> WHAT YOU NEED TO DO
Restate the listing below line for line and word for word, without the pictures.
- Opening Delimiter -
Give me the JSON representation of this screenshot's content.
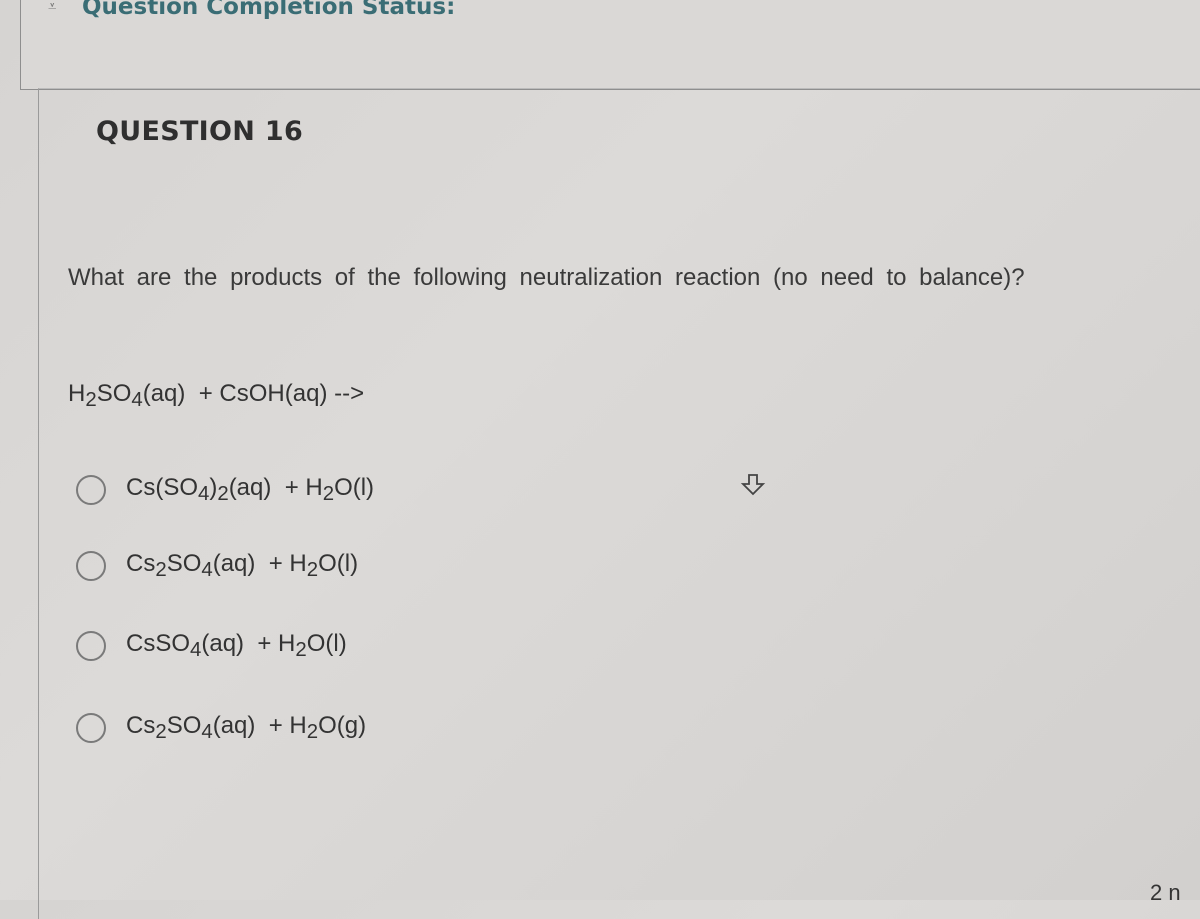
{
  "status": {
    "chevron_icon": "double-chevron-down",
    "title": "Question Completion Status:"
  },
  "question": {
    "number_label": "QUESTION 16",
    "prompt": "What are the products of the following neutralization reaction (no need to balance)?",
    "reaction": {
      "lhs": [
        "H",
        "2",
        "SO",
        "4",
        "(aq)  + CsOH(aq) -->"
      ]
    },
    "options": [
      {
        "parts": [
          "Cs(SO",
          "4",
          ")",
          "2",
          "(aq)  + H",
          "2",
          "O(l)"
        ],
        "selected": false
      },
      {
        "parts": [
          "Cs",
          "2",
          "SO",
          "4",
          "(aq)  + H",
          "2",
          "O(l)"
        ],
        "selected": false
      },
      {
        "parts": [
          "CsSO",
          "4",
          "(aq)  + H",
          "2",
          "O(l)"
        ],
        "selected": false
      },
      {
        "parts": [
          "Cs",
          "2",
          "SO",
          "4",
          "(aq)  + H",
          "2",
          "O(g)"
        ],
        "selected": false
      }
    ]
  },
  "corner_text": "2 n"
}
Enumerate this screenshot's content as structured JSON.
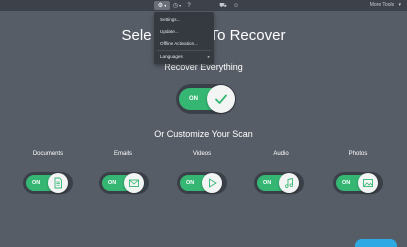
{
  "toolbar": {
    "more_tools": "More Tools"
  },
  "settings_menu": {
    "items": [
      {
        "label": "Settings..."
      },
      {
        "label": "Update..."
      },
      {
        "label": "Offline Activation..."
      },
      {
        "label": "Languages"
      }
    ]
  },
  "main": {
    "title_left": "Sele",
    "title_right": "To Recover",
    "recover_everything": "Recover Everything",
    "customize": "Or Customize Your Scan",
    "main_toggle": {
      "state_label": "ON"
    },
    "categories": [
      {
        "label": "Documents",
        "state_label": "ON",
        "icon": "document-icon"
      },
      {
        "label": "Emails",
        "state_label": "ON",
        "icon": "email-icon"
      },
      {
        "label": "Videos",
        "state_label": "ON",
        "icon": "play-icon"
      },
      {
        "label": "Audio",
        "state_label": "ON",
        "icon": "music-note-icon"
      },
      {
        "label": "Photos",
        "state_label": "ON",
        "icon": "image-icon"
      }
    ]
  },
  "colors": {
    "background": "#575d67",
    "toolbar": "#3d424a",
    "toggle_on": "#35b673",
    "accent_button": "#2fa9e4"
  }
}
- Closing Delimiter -
> SOLUTION FOR THIS TASK
Give me the JSON representation of this screenshot's content.
{
  "status": {
    "chevron_icon": "double-chevron-down",
    "title": "Question Completion Status:"
  },
  "question": {
    "number_label": "QUESTION 16",
    "prompt": "What are the products of the following neutralization reaction (no need to balance)?",
    "reaction": {
      "lhs": [
        "H",
        "2",
        "SO",
        "4",
        "(aq)  + CsOH(aq) -->"
      ]
    },
    "options": [
      {
        "parts": [
          "Cs(SO",
          "4",
          ")",
          "2",
          "(aq)  + H",
          "2",
          "O(l)"
        ],
        "selected": false
      },
      {
        "parts": [
          "Cs",
          "2",
          "SO",
          "4",
          "(aq)  + H",
          "2",
          "O(l)"
        ],
        "selected": false
      },
      {
        "parts": [
          "CsSO",
          "4",
          "(aq)  + H",
          "2",
          "O(l)"
        ],
        "selected": false
      },
      {
        "parts": [
          "Cs",
          "2",
          "SO",
          "4",
          "(aq)  + H",
          "2",
          "O(g)"
        ],
        "selected": false
      }
    ]
  },
  "corner_text": "2 n"
}
Enumerate this screenshot's content as structured JSON.
{
  "toolbar": {
    "more_tools": "More Tools"
  },
  "settings_menu": {
    "items": [
      {
        "label": "Settings..."
      },
      {
        "label": "Update..."
      },
      {
        "label": "Offline Activation..."
      },
      {
        "label": "Languages"
      }
    ]
  },
  "main": {
    "title_left": "Sele",
    "title_right": "To Recover",
    "recover_everything": "Recover Everything",
    "customize": "Or Customize Your Scan",
    "main_toggle": {
      "state_label": "ON"
    },
    "categories": [
      {
        "label": "Documents",
        "state_label": "ON",
        "icon": "document-icon"
      },
      {
        "label": "Emails",
        "state_label": "ON",
        "icon": "email-icon"
      },
      {
        "label": "Videos",
        "state_label": "ON",
        "icon": "play-icon"
      },
      {
        "label": "Audio",
        "state_label": "ON",
        "icon": "music-note-icon"
      },
      {
        "label": "Photos",
        "state_label": "ON",
        "icon": "image-icon"
      }
    ]
  },
  "colors": {
    "background": "#575d67",
    "toolbar": "#3d424a",
    "toggle_on": "#35b673",
    "accent_button": "#2fa9e4"
  }
}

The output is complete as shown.